USDA loans typically have two different debt-to-income ratio guidelines. The ratio of potential mortgage debt to income must be no greater than 29 percent. This means that the amount of debt you would take on as a result of the mortgage must not be more than 29 percent of your total income. The ratio of total debt to income must be no greater than 41 percent. All your debts, including your potential mortgage, must not be more than 41 percent of your income.
Maximum Loan Amount

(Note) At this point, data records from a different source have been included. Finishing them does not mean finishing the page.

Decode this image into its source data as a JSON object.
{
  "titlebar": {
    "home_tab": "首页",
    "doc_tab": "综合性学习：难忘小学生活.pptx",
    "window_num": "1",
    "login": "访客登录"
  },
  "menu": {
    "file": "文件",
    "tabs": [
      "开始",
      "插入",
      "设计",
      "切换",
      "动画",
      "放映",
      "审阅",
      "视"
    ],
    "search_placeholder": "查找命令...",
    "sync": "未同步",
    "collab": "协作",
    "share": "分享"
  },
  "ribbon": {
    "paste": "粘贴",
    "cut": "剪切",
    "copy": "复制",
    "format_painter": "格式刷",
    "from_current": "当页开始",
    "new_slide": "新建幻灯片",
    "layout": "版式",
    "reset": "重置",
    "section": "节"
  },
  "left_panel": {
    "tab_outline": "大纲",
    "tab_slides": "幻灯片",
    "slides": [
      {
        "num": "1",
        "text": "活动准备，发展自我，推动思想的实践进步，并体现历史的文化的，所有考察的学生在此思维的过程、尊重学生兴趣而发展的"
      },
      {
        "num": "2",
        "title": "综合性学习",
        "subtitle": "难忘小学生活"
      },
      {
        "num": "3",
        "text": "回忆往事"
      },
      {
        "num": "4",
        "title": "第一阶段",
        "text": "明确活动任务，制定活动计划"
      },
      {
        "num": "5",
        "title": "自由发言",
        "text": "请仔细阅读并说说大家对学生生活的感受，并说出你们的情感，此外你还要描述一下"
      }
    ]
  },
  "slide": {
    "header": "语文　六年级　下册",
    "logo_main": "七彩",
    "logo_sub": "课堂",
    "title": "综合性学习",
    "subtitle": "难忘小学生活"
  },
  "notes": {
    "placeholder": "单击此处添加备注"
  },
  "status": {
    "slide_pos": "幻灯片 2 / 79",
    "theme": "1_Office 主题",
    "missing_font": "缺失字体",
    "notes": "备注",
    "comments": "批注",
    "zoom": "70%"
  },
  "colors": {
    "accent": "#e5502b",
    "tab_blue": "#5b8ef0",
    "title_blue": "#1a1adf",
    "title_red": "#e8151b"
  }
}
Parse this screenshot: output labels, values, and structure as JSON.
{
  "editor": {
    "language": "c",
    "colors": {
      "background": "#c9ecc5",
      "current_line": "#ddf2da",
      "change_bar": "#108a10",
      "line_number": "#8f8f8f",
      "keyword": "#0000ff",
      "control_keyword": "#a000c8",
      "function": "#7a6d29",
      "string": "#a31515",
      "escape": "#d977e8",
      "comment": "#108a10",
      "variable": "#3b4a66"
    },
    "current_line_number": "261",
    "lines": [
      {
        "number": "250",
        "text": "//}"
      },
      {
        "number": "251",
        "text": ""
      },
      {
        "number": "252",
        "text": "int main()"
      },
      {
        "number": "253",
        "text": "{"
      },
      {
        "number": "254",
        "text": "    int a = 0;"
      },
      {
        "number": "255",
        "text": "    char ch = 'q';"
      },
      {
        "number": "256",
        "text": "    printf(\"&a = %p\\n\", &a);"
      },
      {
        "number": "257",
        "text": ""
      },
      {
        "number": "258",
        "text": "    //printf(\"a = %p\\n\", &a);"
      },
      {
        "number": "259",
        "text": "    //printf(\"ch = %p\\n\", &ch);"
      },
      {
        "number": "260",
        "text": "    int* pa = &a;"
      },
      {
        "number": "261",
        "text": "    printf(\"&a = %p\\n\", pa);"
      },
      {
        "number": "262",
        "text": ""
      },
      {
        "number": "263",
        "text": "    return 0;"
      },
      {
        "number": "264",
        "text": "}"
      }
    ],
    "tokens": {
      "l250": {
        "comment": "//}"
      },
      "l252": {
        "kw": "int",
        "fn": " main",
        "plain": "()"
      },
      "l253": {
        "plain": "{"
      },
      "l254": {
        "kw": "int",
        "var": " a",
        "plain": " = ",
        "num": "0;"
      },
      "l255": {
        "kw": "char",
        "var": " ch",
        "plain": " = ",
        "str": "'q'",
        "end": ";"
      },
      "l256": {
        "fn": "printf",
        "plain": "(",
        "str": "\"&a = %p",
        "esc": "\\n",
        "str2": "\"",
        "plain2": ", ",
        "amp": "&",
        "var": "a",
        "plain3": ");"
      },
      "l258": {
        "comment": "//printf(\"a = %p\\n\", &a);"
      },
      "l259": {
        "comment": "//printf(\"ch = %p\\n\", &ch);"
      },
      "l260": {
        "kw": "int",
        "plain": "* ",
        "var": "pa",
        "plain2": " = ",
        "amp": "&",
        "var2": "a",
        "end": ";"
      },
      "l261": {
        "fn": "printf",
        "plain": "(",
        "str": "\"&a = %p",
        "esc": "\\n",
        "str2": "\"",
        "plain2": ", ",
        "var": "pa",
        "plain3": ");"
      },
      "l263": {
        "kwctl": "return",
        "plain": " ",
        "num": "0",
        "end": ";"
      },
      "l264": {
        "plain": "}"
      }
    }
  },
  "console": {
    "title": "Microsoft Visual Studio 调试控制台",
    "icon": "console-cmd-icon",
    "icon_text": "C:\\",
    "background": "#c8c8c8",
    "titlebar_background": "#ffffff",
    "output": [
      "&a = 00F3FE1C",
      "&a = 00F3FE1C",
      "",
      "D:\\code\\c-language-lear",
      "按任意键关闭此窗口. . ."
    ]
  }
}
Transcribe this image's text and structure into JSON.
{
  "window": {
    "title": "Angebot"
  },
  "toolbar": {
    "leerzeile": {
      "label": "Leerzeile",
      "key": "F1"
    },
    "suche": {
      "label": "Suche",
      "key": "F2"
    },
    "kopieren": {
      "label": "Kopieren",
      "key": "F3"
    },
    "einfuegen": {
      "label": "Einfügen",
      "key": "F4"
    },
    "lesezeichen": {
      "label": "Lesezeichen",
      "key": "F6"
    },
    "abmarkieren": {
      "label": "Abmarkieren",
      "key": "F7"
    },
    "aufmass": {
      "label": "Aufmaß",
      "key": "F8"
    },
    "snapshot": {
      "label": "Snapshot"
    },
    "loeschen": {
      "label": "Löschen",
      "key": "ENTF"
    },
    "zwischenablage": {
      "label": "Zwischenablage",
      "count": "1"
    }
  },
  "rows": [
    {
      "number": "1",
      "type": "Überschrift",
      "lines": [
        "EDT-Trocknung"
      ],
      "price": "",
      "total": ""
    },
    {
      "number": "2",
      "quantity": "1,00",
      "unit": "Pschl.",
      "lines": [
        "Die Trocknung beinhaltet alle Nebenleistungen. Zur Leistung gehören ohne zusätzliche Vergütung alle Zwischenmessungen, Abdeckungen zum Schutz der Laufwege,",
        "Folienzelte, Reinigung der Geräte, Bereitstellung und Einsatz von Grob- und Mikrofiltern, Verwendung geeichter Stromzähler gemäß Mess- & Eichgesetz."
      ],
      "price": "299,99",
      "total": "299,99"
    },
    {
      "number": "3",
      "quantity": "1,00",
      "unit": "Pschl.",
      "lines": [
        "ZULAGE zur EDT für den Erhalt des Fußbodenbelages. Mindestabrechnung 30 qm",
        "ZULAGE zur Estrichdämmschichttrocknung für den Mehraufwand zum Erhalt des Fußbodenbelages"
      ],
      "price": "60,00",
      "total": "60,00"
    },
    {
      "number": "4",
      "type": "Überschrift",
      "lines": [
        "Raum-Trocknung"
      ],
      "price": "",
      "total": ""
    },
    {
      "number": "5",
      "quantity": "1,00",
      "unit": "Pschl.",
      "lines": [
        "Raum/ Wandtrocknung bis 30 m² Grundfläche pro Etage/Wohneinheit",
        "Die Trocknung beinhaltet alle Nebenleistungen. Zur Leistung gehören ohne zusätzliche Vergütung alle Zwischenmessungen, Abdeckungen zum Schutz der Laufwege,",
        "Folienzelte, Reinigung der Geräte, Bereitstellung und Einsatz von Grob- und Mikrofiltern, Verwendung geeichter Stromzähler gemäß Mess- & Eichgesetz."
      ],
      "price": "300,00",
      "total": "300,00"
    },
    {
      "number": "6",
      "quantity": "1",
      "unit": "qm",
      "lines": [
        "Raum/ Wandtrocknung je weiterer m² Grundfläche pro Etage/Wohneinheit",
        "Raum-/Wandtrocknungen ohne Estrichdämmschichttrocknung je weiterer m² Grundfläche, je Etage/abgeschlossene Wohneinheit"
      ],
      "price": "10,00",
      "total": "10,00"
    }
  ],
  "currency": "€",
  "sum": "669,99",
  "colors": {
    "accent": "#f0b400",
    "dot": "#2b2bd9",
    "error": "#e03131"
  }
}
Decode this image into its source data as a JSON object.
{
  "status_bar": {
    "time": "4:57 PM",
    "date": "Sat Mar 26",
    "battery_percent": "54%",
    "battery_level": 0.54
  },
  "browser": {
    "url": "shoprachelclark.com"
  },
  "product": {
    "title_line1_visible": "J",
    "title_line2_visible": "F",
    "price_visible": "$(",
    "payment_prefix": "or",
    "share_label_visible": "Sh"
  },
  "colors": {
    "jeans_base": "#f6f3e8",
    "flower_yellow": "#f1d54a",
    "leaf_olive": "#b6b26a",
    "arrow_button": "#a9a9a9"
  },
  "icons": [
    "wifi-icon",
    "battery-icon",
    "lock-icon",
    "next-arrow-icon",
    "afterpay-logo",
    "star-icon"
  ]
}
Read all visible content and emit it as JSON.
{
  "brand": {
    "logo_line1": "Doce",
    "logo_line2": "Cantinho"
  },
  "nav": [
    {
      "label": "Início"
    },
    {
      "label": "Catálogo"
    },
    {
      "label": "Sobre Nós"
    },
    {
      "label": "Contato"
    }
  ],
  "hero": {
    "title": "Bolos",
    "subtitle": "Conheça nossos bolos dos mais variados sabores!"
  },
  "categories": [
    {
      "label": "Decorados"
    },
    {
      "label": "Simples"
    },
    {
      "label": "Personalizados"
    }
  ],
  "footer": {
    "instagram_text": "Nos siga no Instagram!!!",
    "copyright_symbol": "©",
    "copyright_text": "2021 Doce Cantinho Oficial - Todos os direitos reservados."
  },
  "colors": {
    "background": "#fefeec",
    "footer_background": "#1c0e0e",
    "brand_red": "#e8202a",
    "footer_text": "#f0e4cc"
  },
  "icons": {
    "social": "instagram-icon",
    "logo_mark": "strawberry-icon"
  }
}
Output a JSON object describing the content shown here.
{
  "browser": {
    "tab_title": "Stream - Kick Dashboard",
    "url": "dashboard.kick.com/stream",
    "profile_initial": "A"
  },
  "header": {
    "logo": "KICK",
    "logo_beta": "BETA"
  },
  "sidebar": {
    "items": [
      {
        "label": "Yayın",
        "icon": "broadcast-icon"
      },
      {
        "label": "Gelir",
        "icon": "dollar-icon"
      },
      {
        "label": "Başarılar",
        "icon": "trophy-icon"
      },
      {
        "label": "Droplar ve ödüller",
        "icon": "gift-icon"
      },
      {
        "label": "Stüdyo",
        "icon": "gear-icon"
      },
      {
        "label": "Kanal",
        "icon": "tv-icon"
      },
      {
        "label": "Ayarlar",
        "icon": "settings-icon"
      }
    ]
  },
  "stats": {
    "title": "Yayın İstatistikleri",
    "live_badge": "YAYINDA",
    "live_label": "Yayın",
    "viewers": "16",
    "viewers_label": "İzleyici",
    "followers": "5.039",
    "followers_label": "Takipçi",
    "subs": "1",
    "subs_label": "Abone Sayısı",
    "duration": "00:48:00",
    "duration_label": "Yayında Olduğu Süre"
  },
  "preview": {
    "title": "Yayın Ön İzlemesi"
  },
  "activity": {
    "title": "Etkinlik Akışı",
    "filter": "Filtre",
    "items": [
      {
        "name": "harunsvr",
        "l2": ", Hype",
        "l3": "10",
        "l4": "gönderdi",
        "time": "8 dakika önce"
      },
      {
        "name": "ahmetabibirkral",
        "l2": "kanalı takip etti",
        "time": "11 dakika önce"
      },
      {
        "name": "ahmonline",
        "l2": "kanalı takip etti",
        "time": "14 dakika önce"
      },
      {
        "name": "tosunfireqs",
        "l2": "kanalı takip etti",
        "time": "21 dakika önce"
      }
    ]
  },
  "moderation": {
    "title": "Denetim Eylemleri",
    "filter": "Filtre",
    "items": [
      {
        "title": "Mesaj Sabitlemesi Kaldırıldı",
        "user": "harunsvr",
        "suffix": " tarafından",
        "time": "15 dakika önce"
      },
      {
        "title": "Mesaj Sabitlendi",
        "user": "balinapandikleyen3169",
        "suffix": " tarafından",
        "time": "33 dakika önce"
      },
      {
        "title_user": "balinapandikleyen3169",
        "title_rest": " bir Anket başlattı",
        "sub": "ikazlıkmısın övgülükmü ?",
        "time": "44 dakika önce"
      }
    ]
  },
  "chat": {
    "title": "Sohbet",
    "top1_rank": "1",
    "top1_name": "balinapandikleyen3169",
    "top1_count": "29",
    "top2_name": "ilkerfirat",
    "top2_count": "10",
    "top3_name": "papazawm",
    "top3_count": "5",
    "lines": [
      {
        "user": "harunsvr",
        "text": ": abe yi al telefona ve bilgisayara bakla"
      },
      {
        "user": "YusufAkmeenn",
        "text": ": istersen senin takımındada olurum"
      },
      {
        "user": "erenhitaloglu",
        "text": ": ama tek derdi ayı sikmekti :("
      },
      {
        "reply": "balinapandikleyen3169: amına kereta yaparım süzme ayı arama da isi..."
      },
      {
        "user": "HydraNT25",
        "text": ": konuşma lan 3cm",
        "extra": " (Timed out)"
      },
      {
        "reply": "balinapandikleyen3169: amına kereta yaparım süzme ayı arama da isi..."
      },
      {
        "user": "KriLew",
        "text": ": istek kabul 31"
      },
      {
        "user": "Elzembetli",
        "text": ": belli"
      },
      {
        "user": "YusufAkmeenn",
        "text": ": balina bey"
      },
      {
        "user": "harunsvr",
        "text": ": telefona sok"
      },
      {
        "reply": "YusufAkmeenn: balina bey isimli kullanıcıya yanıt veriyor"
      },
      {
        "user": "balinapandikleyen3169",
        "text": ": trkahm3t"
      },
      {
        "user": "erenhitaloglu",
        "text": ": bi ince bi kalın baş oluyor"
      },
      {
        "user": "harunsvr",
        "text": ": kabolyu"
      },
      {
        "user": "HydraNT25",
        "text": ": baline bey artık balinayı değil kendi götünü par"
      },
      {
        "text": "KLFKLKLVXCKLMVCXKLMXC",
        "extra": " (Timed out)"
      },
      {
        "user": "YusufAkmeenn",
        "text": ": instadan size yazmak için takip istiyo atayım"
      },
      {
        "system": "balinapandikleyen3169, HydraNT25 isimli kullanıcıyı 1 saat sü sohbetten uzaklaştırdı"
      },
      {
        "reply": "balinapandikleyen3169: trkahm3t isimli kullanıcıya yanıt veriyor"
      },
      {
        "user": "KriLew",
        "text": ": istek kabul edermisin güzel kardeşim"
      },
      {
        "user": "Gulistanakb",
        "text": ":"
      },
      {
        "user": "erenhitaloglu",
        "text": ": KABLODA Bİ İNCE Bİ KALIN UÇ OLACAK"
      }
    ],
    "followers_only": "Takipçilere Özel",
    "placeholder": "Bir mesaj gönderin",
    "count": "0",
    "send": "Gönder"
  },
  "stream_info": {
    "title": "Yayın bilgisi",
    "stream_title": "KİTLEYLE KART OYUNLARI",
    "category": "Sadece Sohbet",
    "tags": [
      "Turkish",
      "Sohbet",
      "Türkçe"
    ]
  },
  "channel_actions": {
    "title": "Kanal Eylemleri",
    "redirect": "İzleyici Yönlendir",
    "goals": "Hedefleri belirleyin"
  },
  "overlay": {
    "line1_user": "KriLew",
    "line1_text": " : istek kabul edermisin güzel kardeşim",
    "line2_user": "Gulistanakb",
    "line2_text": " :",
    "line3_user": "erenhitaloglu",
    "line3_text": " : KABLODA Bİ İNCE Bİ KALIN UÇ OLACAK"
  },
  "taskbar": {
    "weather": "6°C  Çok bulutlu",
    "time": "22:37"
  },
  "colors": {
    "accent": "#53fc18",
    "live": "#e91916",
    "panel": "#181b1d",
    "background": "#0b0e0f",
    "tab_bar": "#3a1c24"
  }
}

The maximum amount you may borrow for your USDA mortgage depends on your debt-to-income ratio. Those whose debt-to-income ratio closely matches the guidelines may have more trouble making mortgage payments because of other debt guidelines. Thus, borrowers whose incomes closely match the maximum guidelines for debt-to-income ratio cannot borrow as much money as those who make far more income than the debt they carry.
The USDA examines the borrower's credit score in addition to his debt-to-income ratio when making decisions about his USDA loan application. In general, borrowers must have a credit score of 620 or more to borrow money through the USDA loan program. This credit score indicates that the borrower pays most of his debts on time and does not carry a significant amount of monthly debt. A lower credit score suggests the borrower has trouble paying back debts, even if his debt-to-income ratio falls within program standards.
To qualify for USDA mortgages as of 2011, you must make less than 115 percent of the median income for your area. Your debt-to-ratio income does not matter if you don't meet this criteria. For example, if your debt-to-income ratio is low because you make an extremely high amount of money per year, you will not qualify for USDA mortgages. The USDA lists income limits for each state on its website (see Resources).